### What to do
A single number is required: the count of lines in the entries below that include the word "content".
····················
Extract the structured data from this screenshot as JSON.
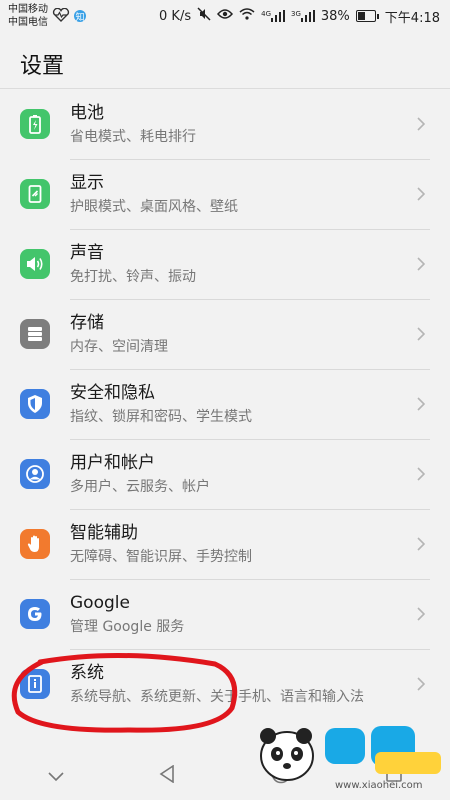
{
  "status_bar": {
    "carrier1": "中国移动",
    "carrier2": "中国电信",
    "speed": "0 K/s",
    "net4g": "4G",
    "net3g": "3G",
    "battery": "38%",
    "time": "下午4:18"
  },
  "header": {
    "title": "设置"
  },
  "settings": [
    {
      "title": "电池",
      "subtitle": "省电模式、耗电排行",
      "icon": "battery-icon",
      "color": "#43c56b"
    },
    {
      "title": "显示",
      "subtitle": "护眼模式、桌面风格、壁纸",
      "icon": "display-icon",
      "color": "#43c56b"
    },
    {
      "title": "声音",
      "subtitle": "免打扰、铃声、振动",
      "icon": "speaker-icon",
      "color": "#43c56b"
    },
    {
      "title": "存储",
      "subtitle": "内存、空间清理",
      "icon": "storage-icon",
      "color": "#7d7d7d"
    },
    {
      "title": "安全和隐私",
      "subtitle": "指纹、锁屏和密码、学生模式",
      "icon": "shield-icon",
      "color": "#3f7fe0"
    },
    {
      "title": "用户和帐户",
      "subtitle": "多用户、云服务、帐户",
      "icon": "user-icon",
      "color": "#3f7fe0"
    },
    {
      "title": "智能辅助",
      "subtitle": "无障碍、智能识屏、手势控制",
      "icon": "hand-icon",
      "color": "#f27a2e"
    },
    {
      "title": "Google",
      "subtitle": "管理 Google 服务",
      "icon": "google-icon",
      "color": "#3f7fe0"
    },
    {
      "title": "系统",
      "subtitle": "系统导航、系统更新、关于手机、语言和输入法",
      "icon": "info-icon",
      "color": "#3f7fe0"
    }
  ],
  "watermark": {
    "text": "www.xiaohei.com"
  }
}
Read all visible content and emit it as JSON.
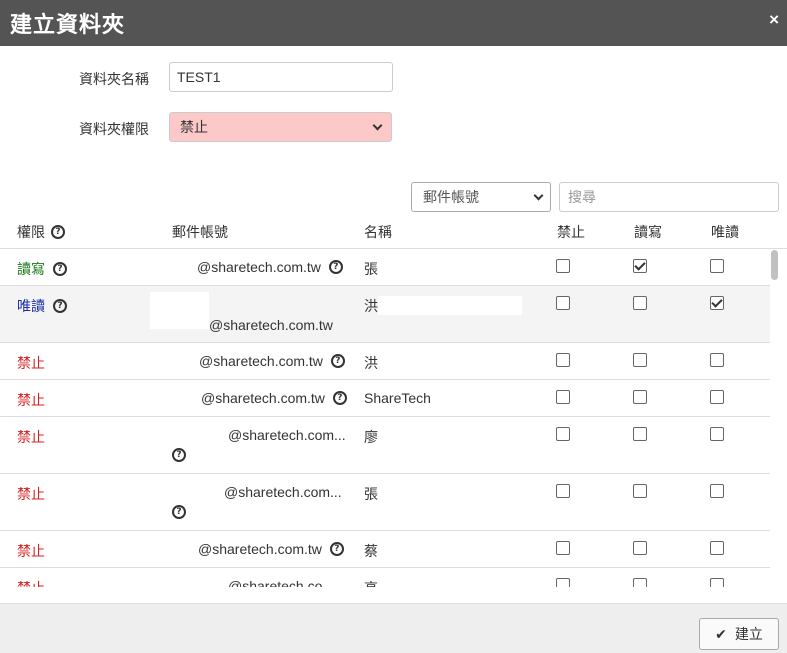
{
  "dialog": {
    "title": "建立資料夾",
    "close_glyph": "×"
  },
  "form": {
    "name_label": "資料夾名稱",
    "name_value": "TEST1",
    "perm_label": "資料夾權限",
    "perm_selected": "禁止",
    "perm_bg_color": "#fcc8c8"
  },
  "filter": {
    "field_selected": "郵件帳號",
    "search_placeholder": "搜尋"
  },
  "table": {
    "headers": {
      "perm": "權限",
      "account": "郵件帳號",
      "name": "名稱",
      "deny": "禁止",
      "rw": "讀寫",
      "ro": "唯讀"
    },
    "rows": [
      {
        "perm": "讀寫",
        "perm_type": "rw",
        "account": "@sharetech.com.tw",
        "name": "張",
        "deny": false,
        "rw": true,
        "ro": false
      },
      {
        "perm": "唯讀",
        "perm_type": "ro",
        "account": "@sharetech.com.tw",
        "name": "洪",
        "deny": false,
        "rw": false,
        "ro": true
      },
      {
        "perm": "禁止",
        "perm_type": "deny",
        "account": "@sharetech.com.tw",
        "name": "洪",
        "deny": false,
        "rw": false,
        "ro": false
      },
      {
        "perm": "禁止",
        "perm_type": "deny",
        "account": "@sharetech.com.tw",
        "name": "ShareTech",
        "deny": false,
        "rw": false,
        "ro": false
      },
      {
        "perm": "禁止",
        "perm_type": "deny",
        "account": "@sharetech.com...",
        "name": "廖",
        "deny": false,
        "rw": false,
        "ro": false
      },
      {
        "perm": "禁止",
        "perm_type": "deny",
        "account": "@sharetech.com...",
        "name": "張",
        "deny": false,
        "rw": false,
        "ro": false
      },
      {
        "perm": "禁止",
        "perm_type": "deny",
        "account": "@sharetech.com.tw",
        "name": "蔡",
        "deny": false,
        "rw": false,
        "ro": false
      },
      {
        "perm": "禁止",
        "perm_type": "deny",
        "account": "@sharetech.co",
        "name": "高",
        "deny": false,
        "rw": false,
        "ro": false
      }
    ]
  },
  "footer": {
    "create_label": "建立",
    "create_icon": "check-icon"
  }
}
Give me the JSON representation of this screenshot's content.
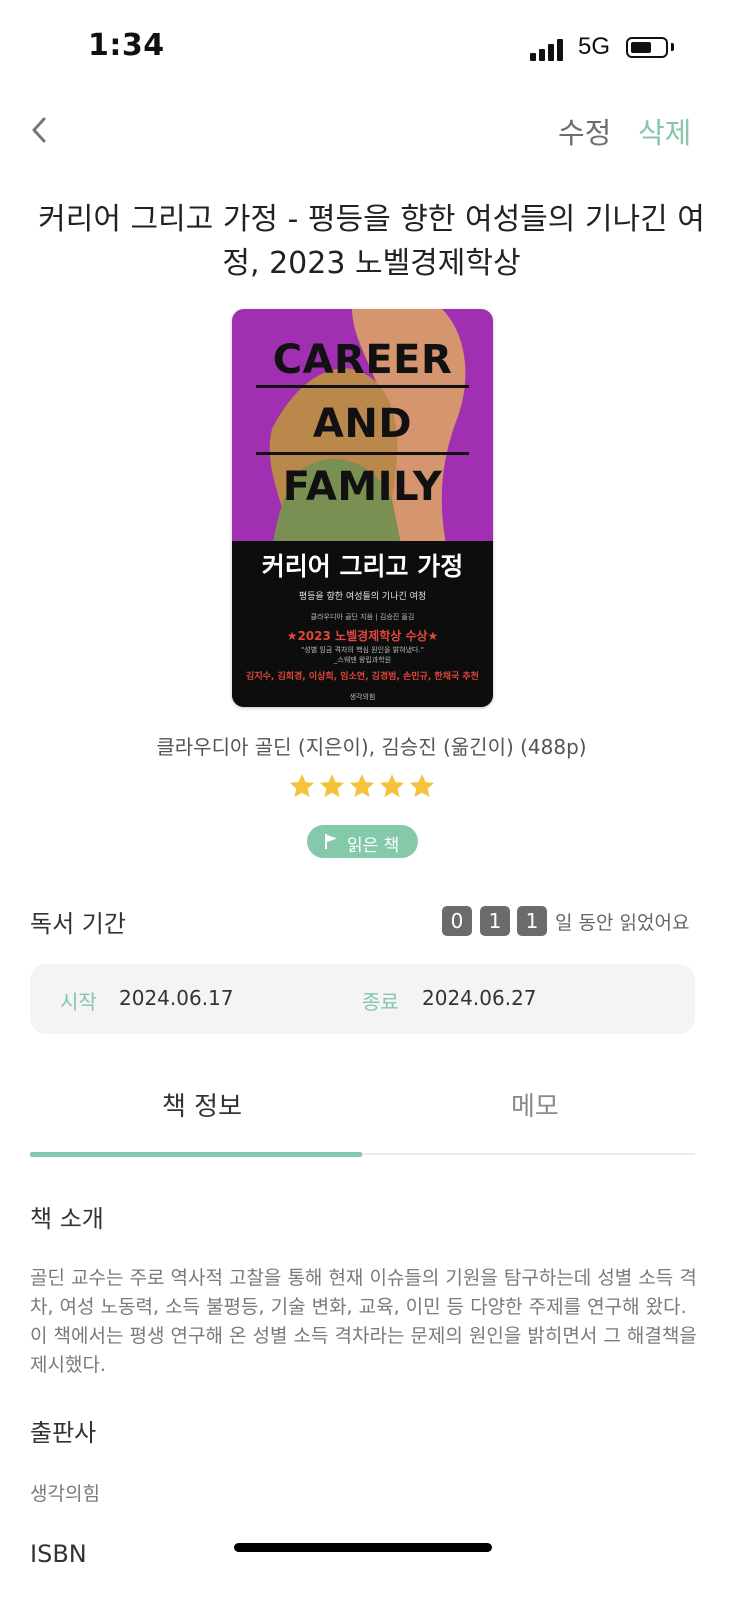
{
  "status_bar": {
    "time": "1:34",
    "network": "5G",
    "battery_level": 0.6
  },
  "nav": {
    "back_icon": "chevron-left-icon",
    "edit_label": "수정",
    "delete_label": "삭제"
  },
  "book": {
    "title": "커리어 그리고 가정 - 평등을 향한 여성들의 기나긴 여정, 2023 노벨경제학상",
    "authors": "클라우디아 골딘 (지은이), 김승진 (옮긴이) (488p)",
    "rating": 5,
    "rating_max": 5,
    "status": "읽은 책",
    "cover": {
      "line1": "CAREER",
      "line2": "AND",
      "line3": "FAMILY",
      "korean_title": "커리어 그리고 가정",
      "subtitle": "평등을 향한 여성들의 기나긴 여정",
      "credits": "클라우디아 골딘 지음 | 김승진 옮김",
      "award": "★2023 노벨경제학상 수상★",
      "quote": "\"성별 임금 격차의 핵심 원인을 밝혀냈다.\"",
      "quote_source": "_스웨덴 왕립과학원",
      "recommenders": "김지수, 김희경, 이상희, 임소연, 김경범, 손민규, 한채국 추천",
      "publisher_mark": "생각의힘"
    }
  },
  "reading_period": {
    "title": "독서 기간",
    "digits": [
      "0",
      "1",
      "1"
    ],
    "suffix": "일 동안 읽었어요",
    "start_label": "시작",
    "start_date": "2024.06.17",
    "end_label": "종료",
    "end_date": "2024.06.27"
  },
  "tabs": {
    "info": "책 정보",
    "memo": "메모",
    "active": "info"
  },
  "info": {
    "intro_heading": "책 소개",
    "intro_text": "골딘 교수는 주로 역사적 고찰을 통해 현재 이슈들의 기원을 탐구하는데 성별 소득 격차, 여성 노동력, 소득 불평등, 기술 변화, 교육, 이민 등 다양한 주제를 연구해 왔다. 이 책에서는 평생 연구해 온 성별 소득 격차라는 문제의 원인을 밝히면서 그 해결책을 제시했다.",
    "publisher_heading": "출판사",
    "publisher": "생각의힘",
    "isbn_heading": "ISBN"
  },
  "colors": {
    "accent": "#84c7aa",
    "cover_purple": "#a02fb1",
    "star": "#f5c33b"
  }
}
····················
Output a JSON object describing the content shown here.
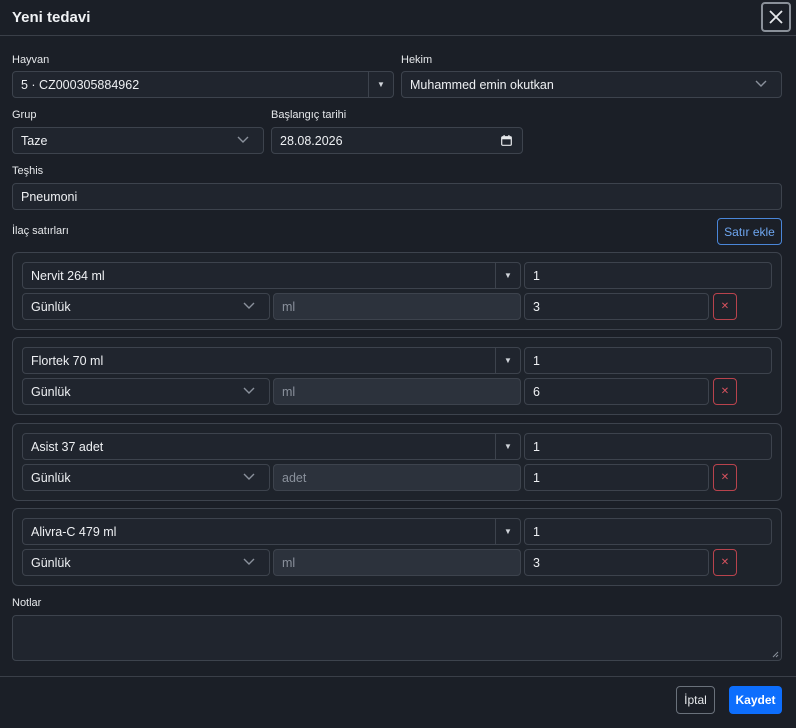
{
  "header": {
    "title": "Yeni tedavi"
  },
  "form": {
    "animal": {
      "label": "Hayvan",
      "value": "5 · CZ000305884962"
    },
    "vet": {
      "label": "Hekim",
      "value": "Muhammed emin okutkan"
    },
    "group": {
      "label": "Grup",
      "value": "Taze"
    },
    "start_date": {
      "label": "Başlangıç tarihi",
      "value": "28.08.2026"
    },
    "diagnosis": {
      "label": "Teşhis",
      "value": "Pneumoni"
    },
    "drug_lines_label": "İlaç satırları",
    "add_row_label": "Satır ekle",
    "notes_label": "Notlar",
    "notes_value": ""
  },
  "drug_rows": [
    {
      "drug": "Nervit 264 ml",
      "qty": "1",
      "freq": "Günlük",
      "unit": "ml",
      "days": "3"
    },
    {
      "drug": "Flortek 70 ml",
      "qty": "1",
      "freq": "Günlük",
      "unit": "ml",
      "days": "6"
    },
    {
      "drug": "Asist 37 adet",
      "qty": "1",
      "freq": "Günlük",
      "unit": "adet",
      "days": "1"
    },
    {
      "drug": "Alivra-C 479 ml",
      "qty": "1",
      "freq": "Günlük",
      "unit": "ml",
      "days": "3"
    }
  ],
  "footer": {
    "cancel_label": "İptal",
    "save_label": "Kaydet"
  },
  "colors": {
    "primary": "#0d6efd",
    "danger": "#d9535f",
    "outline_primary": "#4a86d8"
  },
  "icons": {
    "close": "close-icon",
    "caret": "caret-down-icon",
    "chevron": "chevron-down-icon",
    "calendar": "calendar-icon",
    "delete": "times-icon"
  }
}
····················
### Result
3